I was listening to the radio the other morning (imagine that) and I heard a story about Current TV. I knew the name and that they were targeting 18-34 year-olds, but didn’t really know much about it (except for the fact that Al Gore is somehow involved). Turns out the big “revolutionary” part of the station is that it’s going to include consumer-created content.

The Current folks explain it like this on their about page:

There’s plenty to watch on TV, but as a viewer, you don’t have much chance to influence or contribute to what you see. This medium – the most powerful, riveting one we have – is still a narrow vision of reality rolled out in predictable 30-minute chunks. It’s still a fortress of an old-school, one-way world.

Current TV plans to change this by, “rethinking the way TV is produced, programmed, and presented, so it actually makes sense to an audience that’s accustomed to choice, control, and collaboration in everything else they do.”

Now that’s a nice goal, isn’t it? The problem is that TV is old-school and one-way.

There’s already a medium for people accustomed to choice, control, and collaboration. It’s called the internet.

I can’t help but feel like these guys are trying a bit too hard. If, as they say, television really is “the most powerful” and “riveting” medium, then why have all these young people been transformed by the net to a point that Current TV finds it necessary to revolutionize television?
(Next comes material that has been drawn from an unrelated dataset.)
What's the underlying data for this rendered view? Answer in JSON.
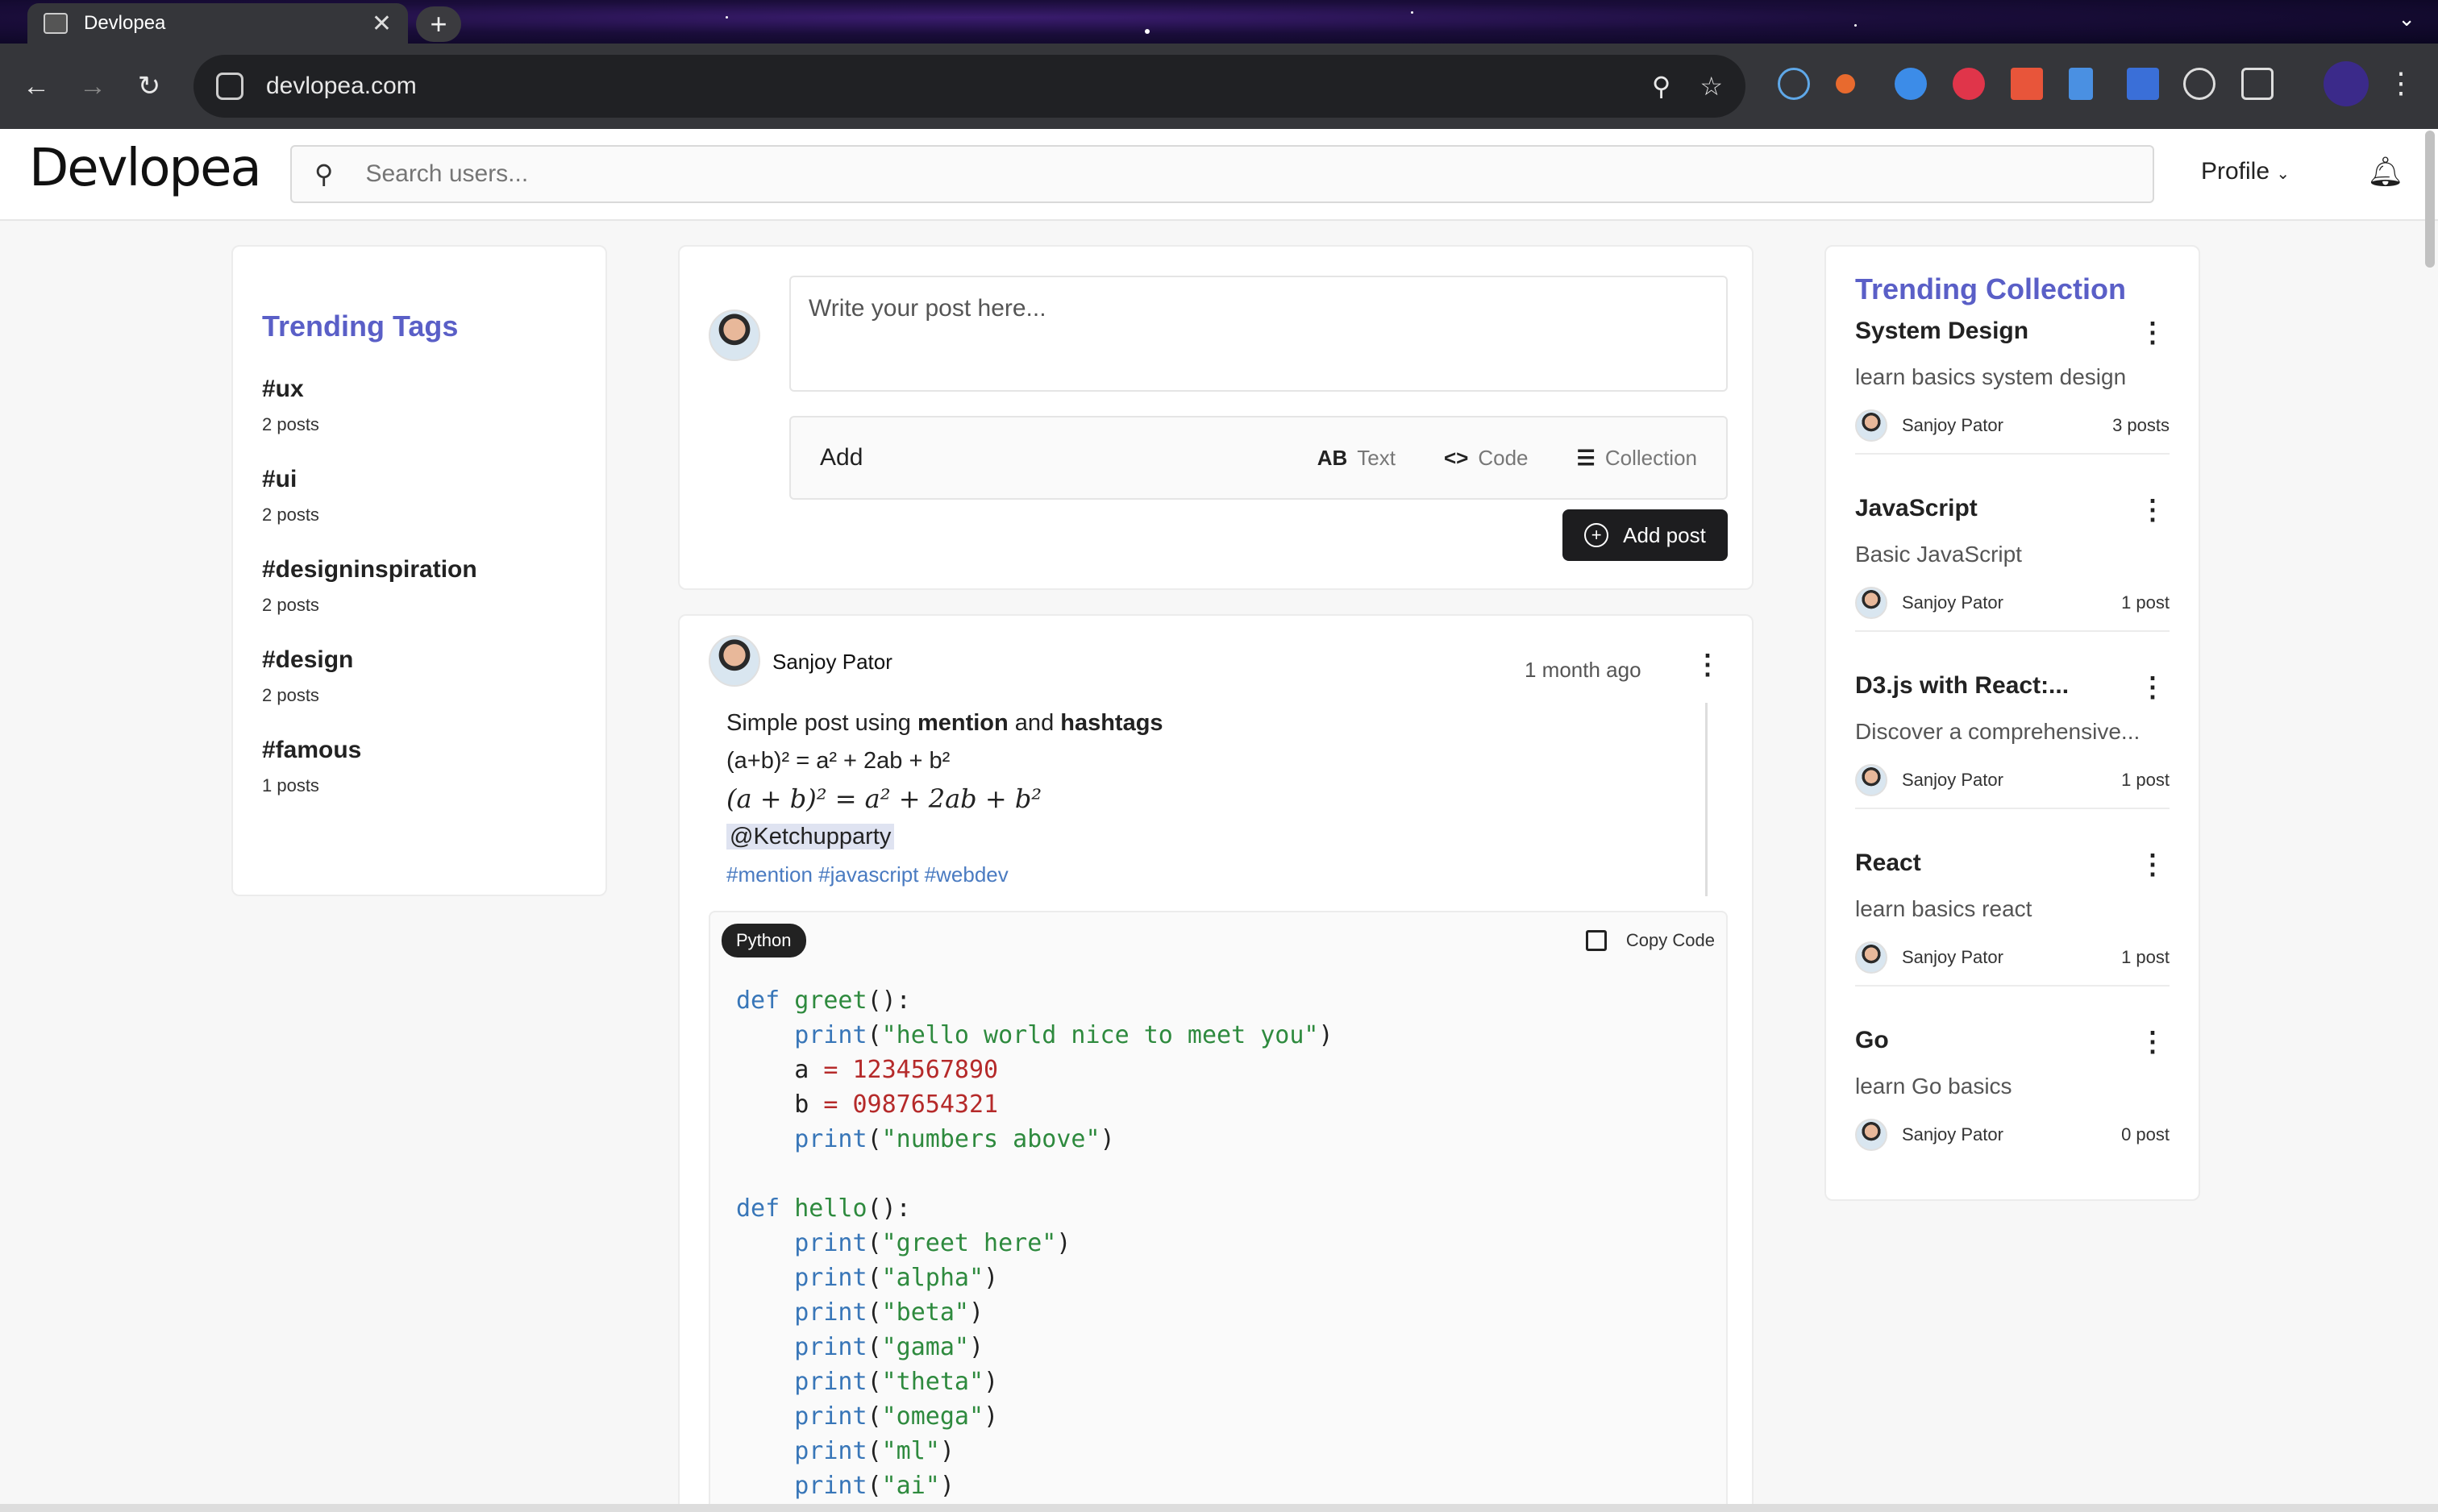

What’s more, the whole thing just sounds like it would work a whole lot better online. In their FAQ, they just happen to have a question that addresses just this issue. In response to “Why not just do this all on the Internet? BitTorrent revolution, baby!”

There is definitely some cool stuff going on with Internet video, but probably not enough to power a media company like Current yet, and certainly not enough to deliver the quantity and quality of programming that we will offer. We’re going to do everything we can to sync up with those technologies, though, even as we continue with our cable and satellite TV network.

So basically they’re saying they can’t make the same amount of money off advertising online than they can on television. Sounds like a revolutionary reason to start a station to me!

This whole thing immediate made me think about something Steven Johnson wrote in Interface Culture:

At major transition points, where one platform or genre gives way to another, the older form invariably strains to approximate the rhythms and mannerisms of the emergent form. . . The older medium wants to reinvent itself — chrysalis-style — in the image of the new, but its existing conventions won’t allow such a dramatic transformation.

Johnson goes on to make the point that during the “golden age” of radio, the classic shows “weren’t really great radio programs — they were just bad television shows,” Johnson writes. They were “TV-style narratives stripped down to fit the limited dimensions of radio. They were a message waiting for their medium to come.”

And so we come back to Current TV, trying to fit the message of the internet into a big, square box.

July 30, 2005